Searching over 5,500,000 cases.


searching
Buy This Entire Record For $7.95

Download the entire decision to receive the complete text, official citation,
docket number, dissents and concurrences, and footnotes for this case.

Learn more about what you receive with purchase of this case.

Fitch v. Forsthoefel

Appellate Court of Connecticut

November 5, 2019

Charles FITCH et al.
v.
Eric FORSTHOEFEL et al.

         Argued September 10, 2019

         Appeal from Superior Court, Judicial District of Hartford

Page 877

          Peter J. Royer, Hartford, for the appellants (defendants).

          Charles S. Fitch, self-represented, with whom, on the brief, was MaryAnn Fitch, self-represented, the appellees (plaintiffs).

         Lavine, Moll and Devlin, Js.

          OPINION

         MOLL, J.

         [194 Conn.App. 231] The defendants in this declaratory judgment and quiet title action, Eric Forsthoefel and Sarah Sweeney, appeal from the judgment of the trial court, rendered after a court trial in favor of the plaintiffs, Charles Fitch and MaryAnn Fitch. The parties’ dispute relates to the scope of an ingress and egress easement located on the plaintiffs’ property. The defendants claim that (1) the declaratory judgment rendered by the trial court provided the plaintiffs with no practical relief and, therefore, did not solve a justiciable controversy, and (2) the trial court applied the wrong standard in determining that the defendants had overburdened the easement. We disagree and, accordingly, affirm the judgment of the trial court.

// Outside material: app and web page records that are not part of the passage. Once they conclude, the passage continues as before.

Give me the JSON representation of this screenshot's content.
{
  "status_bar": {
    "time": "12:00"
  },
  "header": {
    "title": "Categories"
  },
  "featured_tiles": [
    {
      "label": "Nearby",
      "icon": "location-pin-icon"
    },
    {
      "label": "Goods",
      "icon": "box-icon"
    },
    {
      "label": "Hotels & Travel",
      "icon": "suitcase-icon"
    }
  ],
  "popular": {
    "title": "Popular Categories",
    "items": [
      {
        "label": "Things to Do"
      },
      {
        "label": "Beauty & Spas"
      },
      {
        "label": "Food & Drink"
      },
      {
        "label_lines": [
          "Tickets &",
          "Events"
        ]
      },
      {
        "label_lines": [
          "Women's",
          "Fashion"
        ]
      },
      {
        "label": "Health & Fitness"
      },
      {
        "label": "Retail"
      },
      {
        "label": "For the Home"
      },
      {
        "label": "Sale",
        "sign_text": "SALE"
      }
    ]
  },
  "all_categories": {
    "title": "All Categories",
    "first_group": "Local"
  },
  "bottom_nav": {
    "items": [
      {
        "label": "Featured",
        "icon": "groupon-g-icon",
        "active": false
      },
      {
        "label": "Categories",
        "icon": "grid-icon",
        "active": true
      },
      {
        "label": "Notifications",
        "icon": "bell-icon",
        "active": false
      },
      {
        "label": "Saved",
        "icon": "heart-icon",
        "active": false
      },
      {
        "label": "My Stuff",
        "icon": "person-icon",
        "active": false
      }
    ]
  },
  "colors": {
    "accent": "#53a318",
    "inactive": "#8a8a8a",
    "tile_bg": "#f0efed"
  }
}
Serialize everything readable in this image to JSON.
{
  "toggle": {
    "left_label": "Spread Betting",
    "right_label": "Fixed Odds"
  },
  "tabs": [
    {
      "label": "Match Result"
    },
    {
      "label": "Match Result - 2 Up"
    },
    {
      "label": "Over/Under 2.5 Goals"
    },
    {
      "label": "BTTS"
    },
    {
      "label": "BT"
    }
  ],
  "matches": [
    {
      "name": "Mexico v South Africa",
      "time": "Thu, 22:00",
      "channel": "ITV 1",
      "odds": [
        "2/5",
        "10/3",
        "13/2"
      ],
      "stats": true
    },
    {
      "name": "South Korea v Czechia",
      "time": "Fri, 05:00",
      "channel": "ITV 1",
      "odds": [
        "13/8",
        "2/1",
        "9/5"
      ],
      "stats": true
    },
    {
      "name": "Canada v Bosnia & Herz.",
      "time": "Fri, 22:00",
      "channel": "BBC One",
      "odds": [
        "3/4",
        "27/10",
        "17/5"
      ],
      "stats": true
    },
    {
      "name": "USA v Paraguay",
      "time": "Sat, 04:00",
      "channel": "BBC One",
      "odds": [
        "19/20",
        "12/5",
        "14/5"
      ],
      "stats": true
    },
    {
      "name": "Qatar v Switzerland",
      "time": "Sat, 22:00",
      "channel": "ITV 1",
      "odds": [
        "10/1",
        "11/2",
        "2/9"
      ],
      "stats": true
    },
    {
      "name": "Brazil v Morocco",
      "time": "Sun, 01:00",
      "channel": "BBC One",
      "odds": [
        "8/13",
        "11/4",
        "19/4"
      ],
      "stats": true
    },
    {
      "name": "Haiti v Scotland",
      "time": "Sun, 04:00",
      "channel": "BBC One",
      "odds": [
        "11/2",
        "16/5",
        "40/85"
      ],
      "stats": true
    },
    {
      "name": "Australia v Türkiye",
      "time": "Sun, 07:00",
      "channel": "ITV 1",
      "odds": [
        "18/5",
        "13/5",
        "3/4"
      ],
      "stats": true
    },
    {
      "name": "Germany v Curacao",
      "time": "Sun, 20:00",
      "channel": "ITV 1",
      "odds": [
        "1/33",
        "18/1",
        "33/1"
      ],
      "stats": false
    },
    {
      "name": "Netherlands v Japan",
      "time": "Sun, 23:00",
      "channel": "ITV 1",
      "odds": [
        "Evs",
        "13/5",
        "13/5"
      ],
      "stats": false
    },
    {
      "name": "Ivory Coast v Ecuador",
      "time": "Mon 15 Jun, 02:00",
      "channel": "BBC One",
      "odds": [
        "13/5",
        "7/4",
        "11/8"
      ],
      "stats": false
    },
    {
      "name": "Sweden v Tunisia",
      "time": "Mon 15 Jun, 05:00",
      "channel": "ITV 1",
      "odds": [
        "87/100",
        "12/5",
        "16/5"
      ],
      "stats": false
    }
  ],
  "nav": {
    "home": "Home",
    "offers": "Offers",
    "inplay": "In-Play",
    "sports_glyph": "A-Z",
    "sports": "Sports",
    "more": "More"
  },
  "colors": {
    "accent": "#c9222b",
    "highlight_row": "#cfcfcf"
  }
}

         The trial court found the following facts. The parties own adjoining parcels of residential property on Sarah Drive in Avon. The plaintiffs have resided at 45 Sarah Drive for approximately thirty years. The defendants and their three children moved to 49 Sarah Drive in June, 2015. Located on the plaintiffs’ property, specifically, on a

Page 878

portion of an approximately twelve foot wide driveway, is an express easement appurtenant in favor of the defendants’ property for the purposes of ingress [194 Conn.App. 232] and egress.[1] The easement is described in relevant part as follows: "The unrestricted, permanent and irrevocable right to pass and repass, on foot and with motorized vehicles and equipment, over, upon and across a certain portion of [the plaintiffs’ property] ... for all uses and purposes necessary, convenient or incidental to the use of [the easement] as an access way for ingress and egress to and from [the defendants’ property] to Sarah Drive ...."[2]

          Shortly after the defendants moved into their home, Charles Fitch informed Sweeney that there was a problem, namely, that the defendants’ children were playing on the easement area and that they were not permitted to do so because the easement was limited to ingress and egress. The defendants believed that they could use the easement area without restriction in a typical way that any family would use a driveway. Among other activities, MaryAnn Fitch observed the defendants’ children playing with scooters, bicycles, and skateboards on the easement area, which encompasses a curve and so-called blind spots. As a result of the children’s activities, the plaintiffs feared for the safety of the children and had concerns about their own liability should the children be injured on the easement area.

         On July 11, 2016, the plaintiffs commenced this action by way of a two count complaint against the defendants relating to the scope and use of the easement. The plaintiffs alleged, inter alia, that after the defendants had purchased their property, the defendants allowed their children and guests to occupy and loiter in the easement area. That conduct, they alleged, unduly burdened the easement. The first count sought a declaratory judgment to determine "the existence, proper [194 Conn.App. 233] location, and the extent of permissible uses and users of the [e]asement." The second count sought to quiet title by determining the rights of the parties under the easement pursuant to General Statutes § 47-31.[3] The matter was tried before the court on June 29 and October 26, 2017.

         On June 22, 2018, the trial court issued its memorandum of decision, ruling in favor of the plaintiffs on both counts of their complaint. The court concluded that the "terms of the [e]asement [were] clear and unequivocal, allowing the owners of the dominant estate, the defendants, to use the [e]asement area solely for ‘ingress and egress’ to the defendants’ property and to access the public road beyond." In addition, the court determined that although there was a substantial dispute in the evidence regarding the frequency with ...


Buy This Entire Record For $7.95

Download the entire decision to receive the complete text, official citation,
docket number, dissents and concurrences, and footnotes for this case.

Learn more about what you receive with purchase of this case.